If you heard me say “park your car in Harvard yard,” you wouldn't ask where I'm from.

Growing up in the Boston suburb of Revere (in those days defined by having both a dog track and a horse track, and lots of gentlemen with binoculars doing sub-rosa checks of the totes from assorted windows)I learned early that I could make people pay attention if I told stories. They were whoppers, usually involving secret caves and mysterious codes, that I insisted were true. Soon I realized that if I left an episode at an exciting point everyone came back for more.

My future was obvious. I was either going to be a novelist or a pathological liar.

Writing fiction, however, is a leap into a void—anyone who's tried it will tell you so—and my first published work was largely journalism. Eventually I mustered the courage to make things up and submit the result for publication.
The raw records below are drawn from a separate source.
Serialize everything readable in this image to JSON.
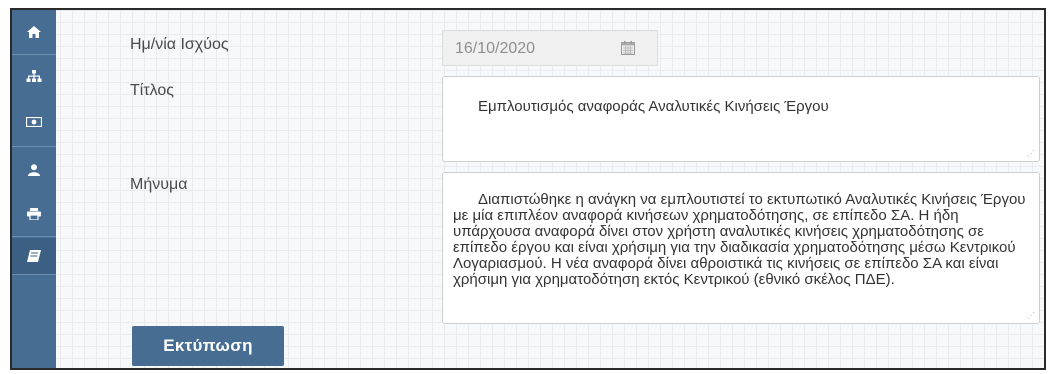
{
  "sidebar": {
    "items": [
      {
        "icon": "home-icon"
      },
      {
        "icon": "sitemap-icon"
      },
      {
        "icon": "money-icon"
      },
      {
        "icon": "user-icon"
      },
      {
        "icon": "print-icon"
      },
      {
        "icon": "book-icon",
        "active": true
      }
    ]
  },
  "form": {
    "date_label": "Ημ/νία Ισχύος",
    "date_value": "16/10/2020",
    "title_label": "Τίτλος",
    "title_value": "Εμπλουτισμός αναφοράς Αναλυτικές Κινήσεις Έργου",
    "message_label": "Μήνυμα",
    "message_value": "Διαπιστώθηκε η ανάγκη να εμπλουτιστεί το εκτυπωτικό Αναλυτικές Κινήσεις Έργου με μία επιπλέον αναφορά κινήσεων χρηματοδότησης, σε επίπεδο ΣΑ. Η ήδη υπάρχουσα αναφορά δίνει στον χρήστη αναλυτικές κινήσεις χρηματοδότησης σε επίπεδο έργου και είναι χρήσιμη για την διαδικασία χρηματοδότησης μέσω Κεντρικού Λογαριασμού. Η νέα αναφορά δίνει αθροιστικά τις κινήσεις σε επίπεδο ΣΑ και είναι χρήσιμη για χρηματοδότηση εκτός Κεντρικού (εθνικό σκέλος ΠΔΕ).",
    "print_button": "Εκτύπωση"
  },
  "colors": {
    "sidebar": "#476e92",
    "button": "#476e92"
  }
}
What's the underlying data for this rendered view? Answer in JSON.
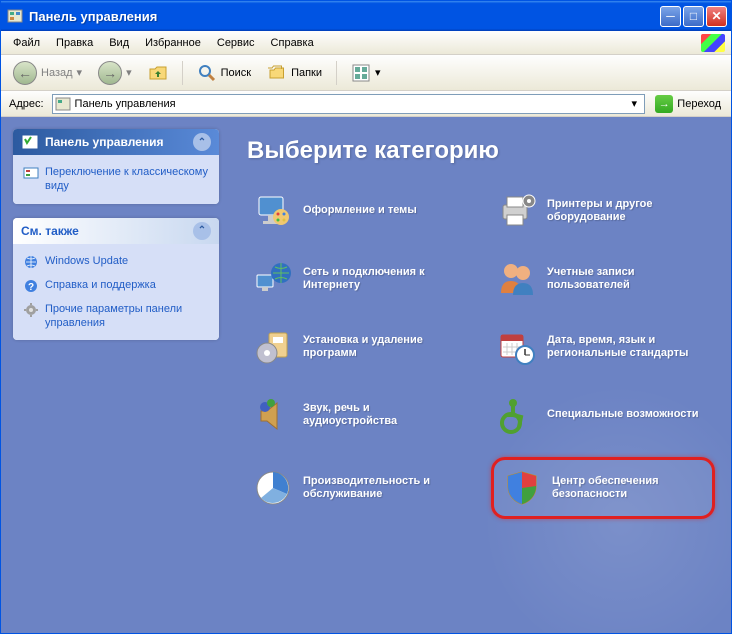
{
  "window": {
    "title": "Панель управления"
  },
  "menu": {
    "file": "Файл",
    "edit": "Правка",
    "view": "Вид",
    "favorites": "Избранное",
    "tools": "Сервис",
    "help": "Справка"
  },
  "toolbar": {
    "back": "Назад",
    "search": "Поиск",
    "folders": "Папки"
  },
  "address": {
    "label": "Адрес:",
    "value": "Панель управления",
    "go": "Переход"
  },
  "sidebar": {
    "panel1": {
      "title": "Панель управления",
      "switch": "Переключение к классическому виду"
    },
    "panel2": {
      "title": "См. также",
      "links": [
        {
          "label": "Windows Update"
        },
        {
          "label": "Справка и поддержка"
        },
        {
          "label": "Прочие параметры панели управления"
        }
      ]
    }
  },
  "main": {
    "heading": "Выберите категорию",
    "categories": [
      {
        "label": "Оформление и темы"
      },
      {
        "label": "Принтеры и другое оборудование"
      },
      {
        "label": "Сеть и подключения к Интернету"
      },
      {
        "label": "Учетные записи пользователей"
      },
      {
        "label": "Установка и удаление программ"
      },
      {
        "label": "Дата, время, язык и региональные стандарты"
      },
      {
        "label": "Звук, речь и аудиоустройства"
      },
      {
        "label": "Специальные возможности"
      },
      {
        "label": "Производительность и обслуживание"
      },
      {
        "label": "Центр обеспечения безопасности"
      }
    ]
  }
}
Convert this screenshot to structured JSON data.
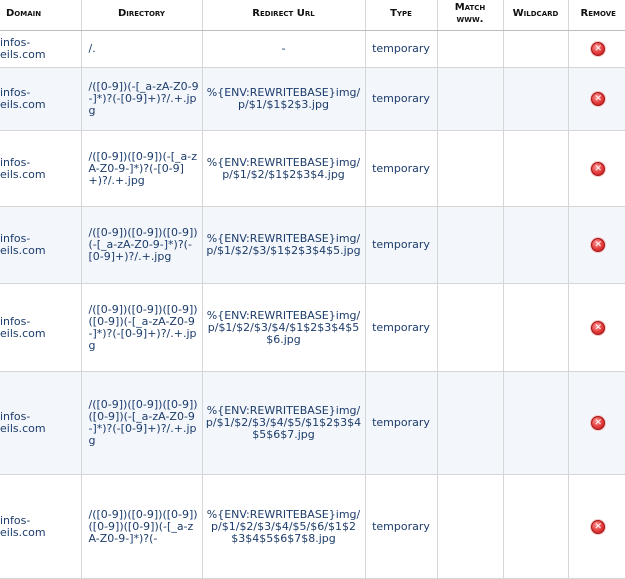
{
  "columns": {
    "domain": "Domain",
    "directory": "Directory",
    "redirect_url": "Redirect Url",
    "type": "Type",
    "match_www": "Match www.",
    "wildcard": "Wildcard",
    "remove": "Remove"
  },
  "rows": [
    {
      "domain": [
        "infos-",
        "eils.com"
      ],
      "directory": "/.",
      "redirect_url": "-",
      "type": "temporary",
      "match_www": "",
      "wildcard": "",
      "remove_icon": "remove-x-icon"
    },
    {
      "domain": [
        "infos-",
        "eils.com"
      ],
      "directory": "/([0-9])(-[_a-zA-Z0-9-]*)?(-[0-9]+)?/.+.jpg",
      "redirect_url": "%{ENV:REWRITEBASE}img/p/$1/$1$2$3.jpg",
      "type": "temporary",
      "match_www": "",
      "wildcard": "",
      "remove_icon": "remove-x-icon"
    },
    {
      "domain": [
        "infos-",
        "eils.com"
      ],
      "directory": "/([0-9])([0-9])(-[_a-zA-Z0-9-]*)?(-[0-9]+)?/.+.jpg",
      "redirect_url": "%{ENV:REWRITEBASE}img/p/$1/$2/$1$2$3$4.jpg",
      "type": "temporary",
      "match_www": "",
      "wildcard": "",
      "remove_icon": "remove-x-icon"
    },
    {
      "domain": [
        "infos-",
        "eils.com"
      ],
      "directory": "/([0-9])([0-9])([0-9])(-[_a-zA-Z0-9-]*)?(-[0-9]+)?/.+.jpg",
      "redirect_url": "%{ENV:REWRITEBASE}img/p/$1/$2/$3/$1$2$3$4$5.jpg",
      "type": "temporary",
      "match_www": "",
      "wildcard": "",
      "remove_icon": "remove-x-icon"
    },
    {
      "domain": [
        "infos-",
        "eils.com"
      ],
      "directory": "/([0-9])([0-9])([0-9])([0-9])(-[_a-zA-Z0-9-]*)?(-[0-9]+)?/.+.jpg",
      "redirect_url": "%{ENV:REWRITEBASE}img/p/$1/$2/$3/$4/$1$2$3$4$5$6.jpg",
      "type": "temporary",
      "match_www": "",
      "wildcard": "",
      "remove_icon": "remove-x-icon"
    },
    {
      "domain": [
        "infos-",
        "eils.com"
      ],
      "directory": "/([0-9])([0-9])([0-9])([0-9])(-[_a-zA-Z0-9-]*)?(-[0-9]+)?/.+.jpg",
      "redirect_url": "%{ENV:REWRITEBASE}img/p/$1/$2/$3/$4/$5/$1$2$3$4$5$6$7.jpg",
      "type": "temporary",
      "match_www": "",
      "wildcard": "",
      "remove_icon": "remove-x-icon"
    },
    {
      "domain": [
        "infos-",
        "eils.com"
      ],
      "directory": "/([0-9])([0-9])([0-9])([0-9])([0-9])(-[_a-zA-Z0-9-]*)?(-",
      "redirect_url": "%{ENV:REWRITEBASE}img/p/$1/$2/$3/$4/$5/$6/$1$2$3$4$5$6$7$8.jpg",
      "type": "temporary",
      "match_www": "",
      "wildcard": "",
      "remove_icon": "remove-x-icon"
    }
  ]
}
I've now done that successfully eighteen times and seen the results in a variety of languages. Which astonishes me, but it's true. You can see more about my books here.

I was privileged to be married to Bill Martin and be the mother of Michael Martin. Now untimely gone. We lived in many parts of the US and Europe including for a short time northwestern Connecticut, which has among its many charms the Benedictine Abbey of Regina Laudis. For which reason I'm back there now.

My Catholic faith defines my life, along with deep respect and gratitude for the rich legacy of my Jewish heritage.

Happens I'm also a huge soccer fan (Liverpool! Liverpool! Liverpool!) and if you are as well you'll know A/that it's really hard to score goals in Soccer, and B/that many players when they do score make a public gesture of thanks to God. Me too. 

In all things, ad majorem Dei gloriam.